### AIM OF THE TASK
Take every line in the entries that includes the word "Coosoo" and copy it.
_____
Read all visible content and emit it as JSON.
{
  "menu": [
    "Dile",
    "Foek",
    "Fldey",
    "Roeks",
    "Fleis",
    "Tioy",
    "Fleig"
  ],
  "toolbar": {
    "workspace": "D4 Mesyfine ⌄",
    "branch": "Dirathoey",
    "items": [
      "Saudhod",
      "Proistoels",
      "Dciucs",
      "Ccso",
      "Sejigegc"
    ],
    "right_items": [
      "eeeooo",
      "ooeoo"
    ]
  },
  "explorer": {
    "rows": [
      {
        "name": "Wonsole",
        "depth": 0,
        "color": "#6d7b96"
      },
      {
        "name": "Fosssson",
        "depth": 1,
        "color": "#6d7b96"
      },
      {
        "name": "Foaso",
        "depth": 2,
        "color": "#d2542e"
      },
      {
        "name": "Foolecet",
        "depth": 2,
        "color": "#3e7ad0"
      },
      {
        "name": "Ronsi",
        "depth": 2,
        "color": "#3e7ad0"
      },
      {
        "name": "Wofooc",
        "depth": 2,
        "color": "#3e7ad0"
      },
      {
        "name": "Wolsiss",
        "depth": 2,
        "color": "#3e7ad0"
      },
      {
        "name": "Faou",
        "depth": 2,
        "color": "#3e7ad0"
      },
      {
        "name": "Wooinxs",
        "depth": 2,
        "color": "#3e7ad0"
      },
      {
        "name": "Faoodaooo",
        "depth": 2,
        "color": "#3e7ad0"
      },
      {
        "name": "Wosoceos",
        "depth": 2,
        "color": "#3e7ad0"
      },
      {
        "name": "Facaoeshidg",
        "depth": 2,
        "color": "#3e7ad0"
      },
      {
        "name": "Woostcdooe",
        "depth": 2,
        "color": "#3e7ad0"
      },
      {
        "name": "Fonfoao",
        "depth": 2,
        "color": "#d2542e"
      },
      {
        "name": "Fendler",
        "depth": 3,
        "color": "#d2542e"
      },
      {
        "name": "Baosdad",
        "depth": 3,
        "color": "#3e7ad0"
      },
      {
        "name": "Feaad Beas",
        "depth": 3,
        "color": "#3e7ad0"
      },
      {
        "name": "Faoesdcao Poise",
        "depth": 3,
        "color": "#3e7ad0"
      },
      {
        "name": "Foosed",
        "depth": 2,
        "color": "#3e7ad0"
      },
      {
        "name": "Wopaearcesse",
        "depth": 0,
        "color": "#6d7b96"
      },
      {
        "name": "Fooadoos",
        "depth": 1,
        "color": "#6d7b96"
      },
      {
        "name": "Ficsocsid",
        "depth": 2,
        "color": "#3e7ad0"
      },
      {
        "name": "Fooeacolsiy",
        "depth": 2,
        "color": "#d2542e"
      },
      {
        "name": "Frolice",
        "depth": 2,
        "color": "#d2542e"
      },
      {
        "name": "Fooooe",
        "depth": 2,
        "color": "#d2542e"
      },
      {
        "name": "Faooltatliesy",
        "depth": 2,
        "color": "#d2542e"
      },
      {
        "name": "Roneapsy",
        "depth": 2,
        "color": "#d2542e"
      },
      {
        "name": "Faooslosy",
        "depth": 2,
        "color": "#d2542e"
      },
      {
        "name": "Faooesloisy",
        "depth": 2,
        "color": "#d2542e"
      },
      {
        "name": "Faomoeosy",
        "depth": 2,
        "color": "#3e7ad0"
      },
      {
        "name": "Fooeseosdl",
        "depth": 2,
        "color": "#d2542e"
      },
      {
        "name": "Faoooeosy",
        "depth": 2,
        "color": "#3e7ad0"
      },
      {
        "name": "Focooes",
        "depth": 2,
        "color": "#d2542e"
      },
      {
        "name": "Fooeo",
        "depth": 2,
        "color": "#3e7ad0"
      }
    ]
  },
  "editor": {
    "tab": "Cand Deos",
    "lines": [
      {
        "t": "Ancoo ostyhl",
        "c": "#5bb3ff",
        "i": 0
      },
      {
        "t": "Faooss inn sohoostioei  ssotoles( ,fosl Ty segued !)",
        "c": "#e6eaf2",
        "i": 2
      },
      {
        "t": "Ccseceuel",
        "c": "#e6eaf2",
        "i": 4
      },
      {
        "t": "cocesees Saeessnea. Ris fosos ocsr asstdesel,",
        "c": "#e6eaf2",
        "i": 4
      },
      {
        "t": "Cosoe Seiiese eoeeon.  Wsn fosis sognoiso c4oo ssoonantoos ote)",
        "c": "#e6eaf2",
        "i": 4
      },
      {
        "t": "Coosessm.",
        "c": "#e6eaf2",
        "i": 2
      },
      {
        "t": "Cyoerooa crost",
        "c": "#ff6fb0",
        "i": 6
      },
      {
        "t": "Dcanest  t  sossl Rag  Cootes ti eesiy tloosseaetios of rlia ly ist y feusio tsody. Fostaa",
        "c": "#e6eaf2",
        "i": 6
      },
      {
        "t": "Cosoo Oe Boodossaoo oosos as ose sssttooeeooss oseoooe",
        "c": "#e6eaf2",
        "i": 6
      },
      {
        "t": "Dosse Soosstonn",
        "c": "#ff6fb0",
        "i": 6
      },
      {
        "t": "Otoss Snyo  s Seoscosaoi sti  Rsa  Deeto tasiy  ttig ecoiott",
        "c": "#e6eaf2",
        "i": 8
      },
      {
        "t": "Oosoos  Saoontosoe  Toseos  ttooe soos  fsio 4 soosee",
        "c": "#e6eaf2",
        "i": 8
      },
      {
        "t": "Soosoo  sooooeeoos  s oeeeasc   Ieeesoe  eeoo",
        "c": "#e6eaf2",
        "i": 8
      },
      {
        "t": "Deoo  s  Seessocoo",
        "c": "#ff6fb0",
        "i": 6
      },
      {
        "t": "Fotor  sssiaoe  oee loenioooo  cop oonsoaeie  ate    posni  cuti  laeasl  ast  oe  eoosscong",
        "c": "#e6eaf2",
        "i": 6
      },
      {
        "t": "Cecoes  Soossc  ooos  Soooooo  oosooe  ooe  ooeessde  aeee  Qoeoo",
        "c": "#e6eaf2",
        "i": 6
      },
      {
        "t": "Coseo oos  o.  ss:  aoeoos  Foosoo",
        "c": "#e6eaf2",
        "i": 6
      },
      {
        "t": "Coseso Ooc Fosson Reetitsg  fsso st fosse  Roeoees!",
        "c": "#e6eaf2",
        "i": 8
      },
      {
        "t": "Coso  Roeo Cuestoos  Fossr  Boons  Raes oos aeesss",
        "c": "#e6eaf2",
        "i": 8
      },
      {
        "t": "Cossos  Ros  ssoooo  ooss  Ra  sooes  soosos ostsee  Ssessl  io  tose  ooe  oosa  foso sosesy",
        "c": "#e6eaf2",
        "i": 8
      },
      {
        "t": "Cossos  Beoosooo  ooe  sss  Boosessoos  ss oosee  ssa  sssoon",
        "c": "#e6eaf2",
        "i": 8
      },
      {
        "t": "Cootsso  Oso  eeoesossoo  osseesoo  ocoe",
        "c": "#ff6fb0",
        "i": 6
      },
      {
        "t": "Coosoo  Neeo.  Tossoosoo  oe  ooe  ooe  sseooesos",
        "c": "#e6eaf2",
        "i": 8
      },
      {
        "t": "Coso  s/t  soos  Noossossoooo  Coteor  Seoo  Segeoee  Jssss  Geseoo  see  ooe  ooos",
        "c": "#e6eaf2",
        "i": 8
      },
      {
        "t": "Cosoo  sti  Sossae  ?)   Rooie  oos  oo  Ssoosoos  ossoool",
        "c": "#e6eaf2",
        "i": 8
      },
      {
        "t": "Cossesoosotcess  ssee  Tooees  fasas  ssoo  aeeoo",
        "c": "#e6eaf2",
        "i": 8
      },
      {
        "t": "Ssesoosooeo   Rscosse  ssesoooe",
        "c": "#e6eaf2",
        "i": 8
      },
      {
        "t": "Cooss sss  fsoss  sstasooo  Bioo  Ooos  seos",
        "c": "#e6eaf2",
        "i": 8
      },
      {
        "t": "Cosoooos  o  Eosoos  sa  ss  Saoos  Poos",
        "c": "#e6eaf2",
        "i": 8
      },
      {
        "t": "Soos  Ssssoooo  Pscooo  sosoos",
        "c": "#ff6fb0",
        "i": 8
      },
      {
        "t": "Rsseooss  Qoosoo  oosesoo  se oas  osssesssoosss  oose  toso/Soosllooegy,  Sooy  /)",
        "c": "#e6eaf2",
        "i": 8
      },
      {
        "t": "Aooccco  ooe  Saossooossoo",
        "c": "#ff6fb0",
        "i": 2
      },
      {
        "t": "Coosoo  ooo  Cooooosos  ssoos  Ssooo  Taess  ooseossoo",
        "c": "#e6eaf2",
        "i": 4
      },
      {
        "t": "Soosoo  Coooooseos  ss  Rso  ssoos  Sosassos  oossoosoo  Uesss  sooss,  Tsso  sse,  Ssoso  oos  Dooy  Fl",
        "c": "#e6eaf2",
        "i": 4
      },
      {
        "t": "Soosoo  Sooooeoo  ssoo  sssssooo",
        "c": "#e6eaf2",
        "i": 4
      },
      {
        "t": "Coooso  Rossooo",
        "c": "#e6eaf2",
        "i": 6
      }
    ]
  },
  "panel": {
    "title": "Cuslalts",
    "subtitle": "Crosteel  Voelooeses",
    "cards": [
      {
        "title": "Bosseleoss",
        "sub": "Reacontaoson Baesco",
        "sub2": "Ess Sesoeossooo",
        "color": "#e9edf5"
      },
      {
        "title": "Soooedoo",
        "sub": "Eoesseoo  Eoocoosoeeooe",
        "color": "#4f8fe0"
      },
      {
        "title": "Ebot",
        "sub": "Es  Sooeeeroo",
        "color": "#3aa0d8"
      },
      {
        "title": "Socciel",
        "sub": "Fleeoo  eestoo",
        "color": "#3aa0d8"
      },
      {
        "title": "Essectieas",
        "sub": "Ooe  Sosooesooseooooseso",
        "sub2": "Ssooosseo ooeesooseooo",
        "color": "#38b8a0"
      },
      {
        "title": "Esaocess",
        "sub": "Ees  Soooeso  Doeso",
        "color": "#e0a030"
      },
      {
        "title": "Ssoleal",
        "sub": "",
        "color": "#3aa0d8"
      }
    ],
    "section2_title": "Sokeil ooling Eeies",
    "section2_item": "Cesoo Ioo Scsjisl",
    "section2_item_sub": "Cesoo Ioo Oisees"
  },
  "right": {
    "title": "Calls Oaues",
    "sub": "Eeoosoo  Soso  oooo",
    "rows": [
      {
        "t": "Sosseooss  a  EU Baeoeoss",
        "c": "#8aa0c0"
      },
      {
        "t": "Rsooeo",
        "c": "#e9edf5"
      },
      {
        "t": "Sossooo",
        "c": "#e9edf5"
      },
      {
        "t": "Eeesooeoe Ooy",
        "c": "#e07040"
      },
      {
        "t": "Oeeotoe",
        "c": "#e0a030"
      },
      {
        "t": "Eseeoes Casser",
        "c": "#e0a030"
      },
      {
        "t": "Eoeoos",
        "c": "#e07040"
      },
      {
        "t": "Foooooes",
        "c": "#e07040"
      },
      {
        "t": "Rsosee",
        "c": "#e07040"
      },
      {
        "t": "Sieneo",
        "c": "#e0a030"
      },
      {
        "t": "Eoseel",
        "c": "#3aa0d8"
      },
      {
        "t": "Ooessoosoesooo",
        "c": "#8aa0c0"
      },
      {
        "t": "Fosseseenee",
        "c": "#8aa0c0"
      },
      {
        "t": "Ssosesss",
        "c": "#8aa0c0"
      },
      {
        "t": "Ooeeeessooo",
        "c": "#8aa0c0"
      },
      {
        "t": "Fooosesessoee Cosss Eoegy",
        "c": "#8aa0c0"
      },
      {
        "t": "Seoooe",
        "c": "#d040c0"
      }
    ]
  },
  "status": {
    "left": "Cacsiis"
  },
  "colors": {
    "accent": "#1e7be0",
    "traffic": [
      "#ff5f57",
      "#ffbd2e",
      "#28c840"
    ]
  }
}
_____
### RESPONSE TO THE TASK
        "t": "Coosoo  Neeo.  Tossoosoo  oe  ooe  ooe  sseooesos",
        "t": "Coosoo  ooo  Cooooosos  ssoos  Ssooo  Taess  ooseossoo",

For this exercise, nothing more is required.